Dongfeng Race Team have managed to gain 24 miles in 3 hours with a little luck and a lot of effort. The team are once again back in first place. Keeping furthest south – on the edge of the ice limit – has paid off. Whether it will keep on paying dividends is anyone’s guess.  

Dongfeng Back In The Lead In Volvo Ocean Race

(Photo by Yann Riou / Dongfeng Race Team)

Five of the six boats are bunched up within 7 nautical miles (nm) and Dongfeng's lead is still paper-thin in relative terms over the course of a 6,777nm three-week leg from New Zealand to the southeast Brazilian port city of Itajaí.

Dongfeng Back In The Lead In Volvo Ocean Race 1

(Photo by Yann Riou / Dongfeng Race Team)

The fleet still has the notorious Cape Horn to negotiate, probably towards the end of the coming weekend and then the south Atlantic in the run-in to Brazil next week.

Dongfeng Back In The Lead In Volvo Ocean Race 2

(Photo by Stefan Coppers / Team Brunel) 

With the Chinese guys having never sailed in more than 30 knots of wind, Skipper Charles Caudrelier has had to find the right balance between performance and safety. The team have received encouraging emails and comments on social media, but they have also received some more realistic ones such as, You guys are great in light winds but this is not your leg." 

Dongfeng Back In The Lead In Volvo Ocean Race 3

(Photo by Matt Knighton / Abu Dhabi Ocean Racing)

There’s no disputing Caudrelier and his team have done well so far – four legs and four podiums.

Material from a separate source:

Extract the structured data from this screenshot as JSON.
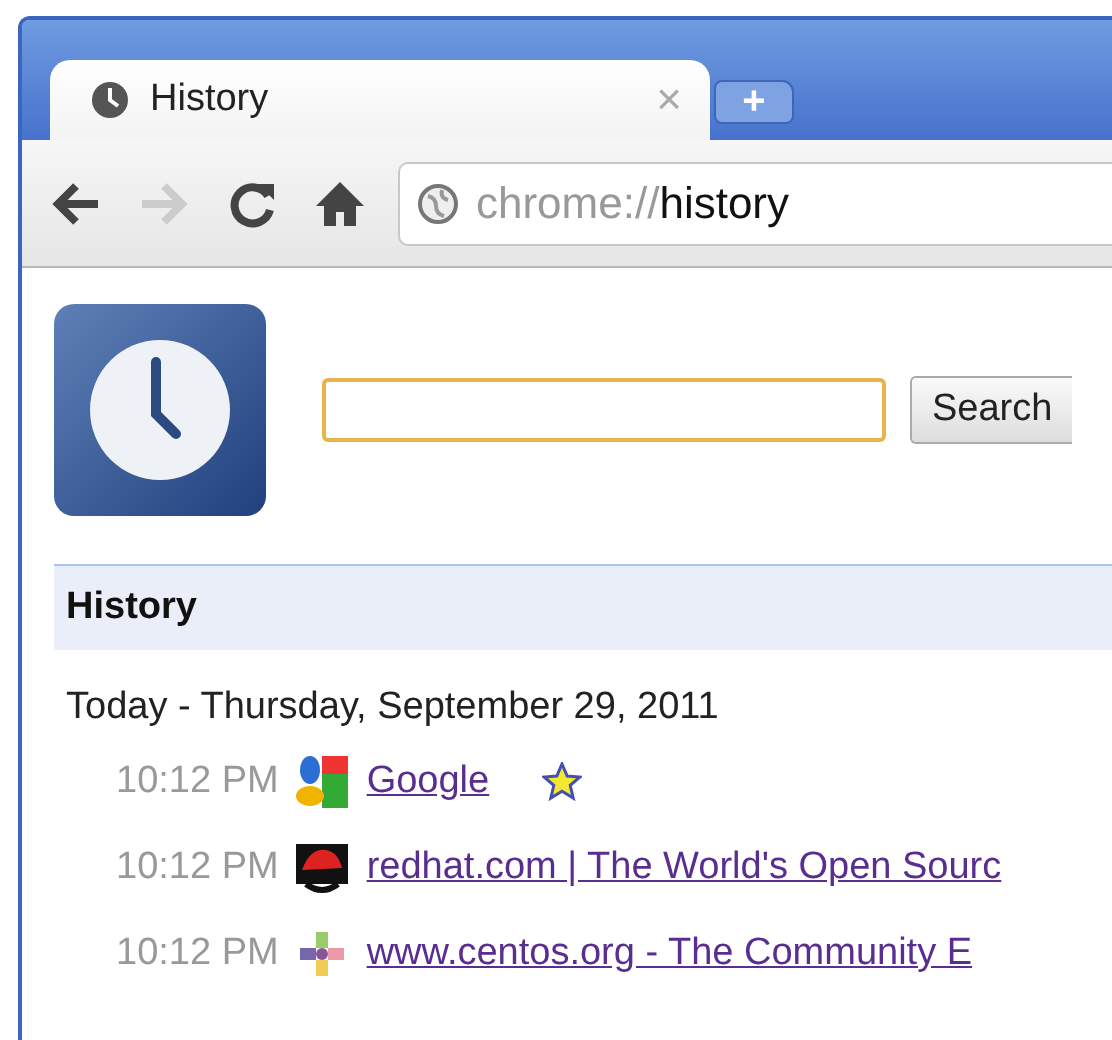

The compromise on race performance is more exposed on this leg with the crew set-up of Chinese rookies and western professional sailors, but the determined men of Dongfeng keep fighting.

Dongfeng were as far as they could be from civilisation on Wednesday night, Mar 25. Thursday marks the halfway point of the Volvo Ocean Race and on Sunday the leaders are expected to round Cape Horn.

“The atmosphere onboard is excellent, but it will be even better once Cape Horn is behind us,” says Dongfeng’s onboard reporter, Yann Riou.

They are currently expected to arrive around Apr 4.